Honeywell, which is concentrating on the corporate jet market, has been flight testing GSM technology on one of its corporate jets. Honeywell feels it has solved interference problems and that the corporate market will lead the way for approval of in-flight cell phones. “The solution for bizjets will move ahead, but the airline market will take a little longer to shake out,” says Eric Olson, Honeywell’s product marketing manager for cabin systems. Olson feels some of the issues with cell phone use are ethical, not technical. The possibility of annoying other passengers on long-haul flights is a key factor for airlines. “Our product, although it will apply to the airline market, is targeted at the bizjet market where we don’t have to worry about that.”
Honeywell’s system is an add-on to the communications already installed on the aircraft and makes use of an onboard wireless base station called a picocell, a small antenna that sets up a cell spot on the plane. The picocell keeps phones from interfering with aircraft systems or the ground cellular network by directing each phone to adjust to its lowest possible power level, says Honeywell. “So when you are flying on an airplane, the cellular network thinks of you as roaming someplace,” Olson says. “When I call you, I don’t need to know what airplane you are on. I can call your cell phone number directly and it will ring your phone.”
While the cell phone system will work with any air-to-ground communications system on the plane, the difference is in the number of simultaneous calls that can be made and the price of the calls, Olson says. The low-cost Iridium system allows one call per channel. The higher-bandwidth systems, like Swift64, put more simultaneous calls on the same link. With high-speed data the system allows seven simultaneous cell phone calls.
For fractional operators who do not want to pay for people to use the system, the entire cost of the call will show up on the individual’s cell phone bill. “For some companies, the [corporate] flight department pays for all communications costs on the aircraft. For other flight departments that don’t pay that cost, it can go directly to the user,” Olson says. On top of the Iridium or other satellite communications cost, there will be a typical cell phone roaming rider. With a personal digital assistant or short text message, the charge for each message is worked out by the service provider, he says.
Broadband satellite communications will enable airlines to differentiate themselves on the basis of the in-flight experience by offering a growing variety of data-rich services. Business jet occupants will benefit from an extension into the air of the same Internet/intranet/entertainment environments they are used to on the ground. Current indications are that all passengers will be able to enjoy the use of their own cell phones and other devices during flight.
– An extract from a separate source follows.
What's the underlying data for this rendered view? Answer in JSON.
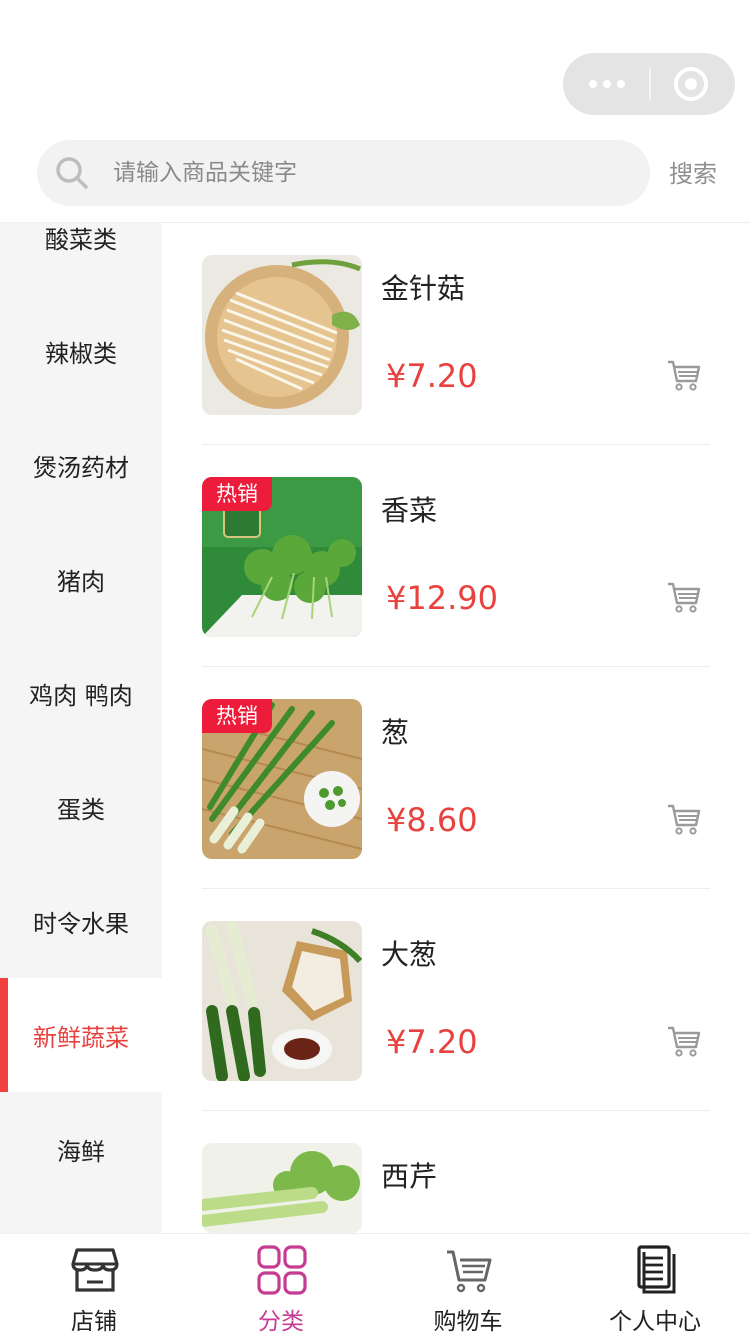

The benefits of rapid data communication will spill over from the cabin to the flight deck and to offices on the ground, enhancing operational efficiency and flight security. Narrowband will still, however, have a place and the players we have mentioned will face competition from increasingly sophisticated but lower-cost services based on low orbiting platforms such as Iridium, Thuraya, Globalstar and Orbcomm. In particular, these will offer affordable regional solutions. Overall, hopes are high that satellite communications will be a key enabler in bringing commercial aviation into the data-centric 21st century. Recent progress suggests that this mode of communication will be well up to the task.